the unwritten assumption [on Teach Me Tonight] appears to be that the best romance novels contain “important” themes; most often about gender roles.
I chafe at the idea that every romance novel should mean something. Sometimes a good story is simply that. Sure, there must be a point to it, something my publisher calls the “take-away value.” But in general, I don’t expect every romance I read to contain Big Thoughts. In fact, I believe I prefer that they do not.

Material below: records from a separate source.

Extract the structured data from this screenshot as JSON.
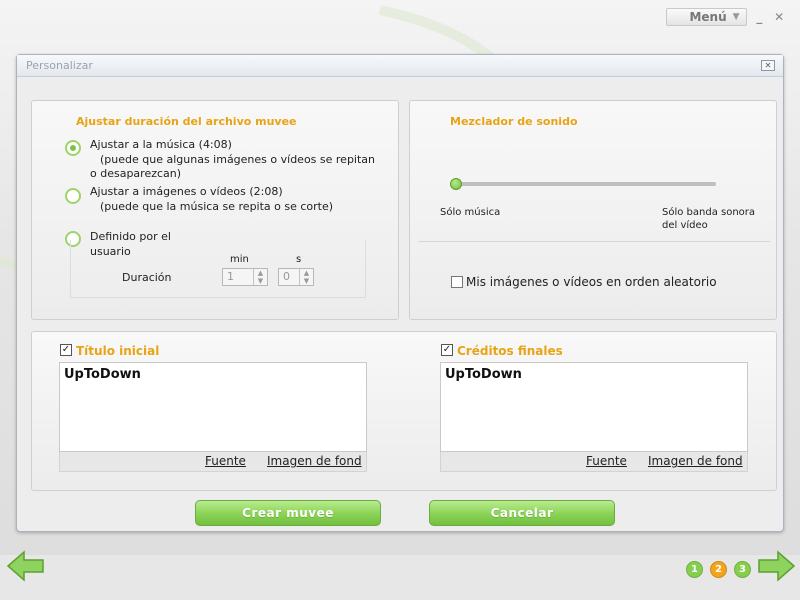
{
  "app": {
    "menu_label": "Menú",
    "colors": {
      "accent_orange": "#e8a316",
      "green": "#7cc447",
      "step_active": "#f2a51c"
    }
  },
  "dialog": {
    "title": "Personalizar",
    "duration_panel": {
      "heading": "Ajustar duración del archivo muvee",
      "options": [
        {
          "label": "Ajustar a la música (4:08)",
          "note": "(puede que algunas imágenes o vídeos se repitan",
          "note2": "o desaparezcan)",
          "selected": true
        },
        {
          "label": "Ajustar a imágenes o vídeos (2:08)",
          "note": "(puede que la música se repita o se corte)",
          "selected": false
        },
        {
          "label": "Definido por el",
          "label2": "usuario",
          "selected": false
        }
      ],
      "duration_label": "Duración",
      "min_label": "min",
      "sec_label": "s",
      "min_value": "1",
      "sec_value": "0"
    },
    "mixer_panel": {
      "heading": "Mezclador de sonido",
      "slider_value": 0,
      "left_label": "Sólo música",
      "right_label_1": "Sólo banda sonora",
      "right_label_2": "del vídeo",
      "shuffle_label": "Mis imágenes o vídeos en orden aleatorio",
      "shuffle_checked": false
    },
    "title_panel": {
      "heading": "Título inicial",
      "checked": true,
      "text": "UpToDown",
      "font_link": "Fuente",
      "bg_link": "Imagen de fond"
    },
    "credits_panel": {
      "heading": "Créditos finales",
      "checked": true,
      "text": "UpToDown",
      "font_link": "Fuente",
      "bg_link": "Imagen de fond"
    },
    "create_button": "Crear muvee",
    "cancel_button": "Cancelar"
  },
  "footer": {
    "steps": [
      "1",
      "2",
      "3"
    ],
    "active_step": 2
  }
}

Obviously I can't speak for any other contributors to the blog, but it seems to me that one of the things that academics do is look for themes, and because we're looking for them, we find them. I don't think we're just forcing books to yield up something they don't contain (though I've seen academics do this on occasion, when they have a particular theory that they're committed to, and the text is shoe-horned into fitting the theory - rather like the Ugly Sisters' feet). All romances deal with love. And that's a Big Theme. Then there's the hero and heroine, who have a relationship. As soon as you start comparing them to other heroes and heroines, and wondering if their relationship bears any relationship to real life, or to the relationships in other romances, you begin to explore Big Themes. As soon as a reader gloms an author's backlist and starts saying things like 'I prefer author X's earlier work, she or he is beginning a process which could lead to Big Thoughts. I can't think of any story that's simply a good story. Zipes says of the fairy-tale, for example, that
any definition of this genre must begin with the premise that the individual tale was indeed a symbolic act intended to transform a specific oral folk tale (and sometimes a well-known literary tale) and designed to rearrange the motifs, characters, themes, functions and configurations in such a way that they would address the concerns of the educated and ruling classes of late feudal and early capitalist societies. (1991: 6)I wouldn't argue that all romance authors 'intend' to address Big Issues, but the issues will be there nonetheless. Romances deal with sexual mores (virgin widows anyone? disputes about erotic romances?). Does the heroine have/not have a job? Does she want/not want children? Does the hero carry a gun/fight a duel? Do they own property (and if so, how much)? If so, the story can be seen as telling us something - about women's sexuality, about working women, about family life, about the use of violence, about capitalism.
So, if academics can find Big Themes and think Big Thoughts about almost any text, surely this means that we're not making the 'assumption [...] that the best romance novels contain “important” themes; most often about gender roles'? I think, and I'm speaking for myself here, that the 'best romance' novels speak to our emotions. They also have rich characterisation and a skilled use of language. In fact, when lists of 'great literature' are drawn up, I'm sure the 'speaking to the emotions' aspect of the text plays an important factor in that selection too, whether or not this is always admitted.
I've heard it said that authors of fiction can get inspiration for story ideas from all sorts of places including objects and news items. Did the creators of those objects mean them to spark an author's imagination? I doubt it. But they do nonetheless inspire the author. Academics are similar - we read texts and are inspired, and by making comparisons with other texts, the cultural context etc, we end up discussing Big Thoughts.
We can read for fun too, though, sometimes.
Zipes, Jack, 1991. Fairy Tales and the Art of Subversion: The Classical Genre for Children and the Process of Civilization (New York: Routledge). First published in 1983 by Heinemann Educational Books Ltd.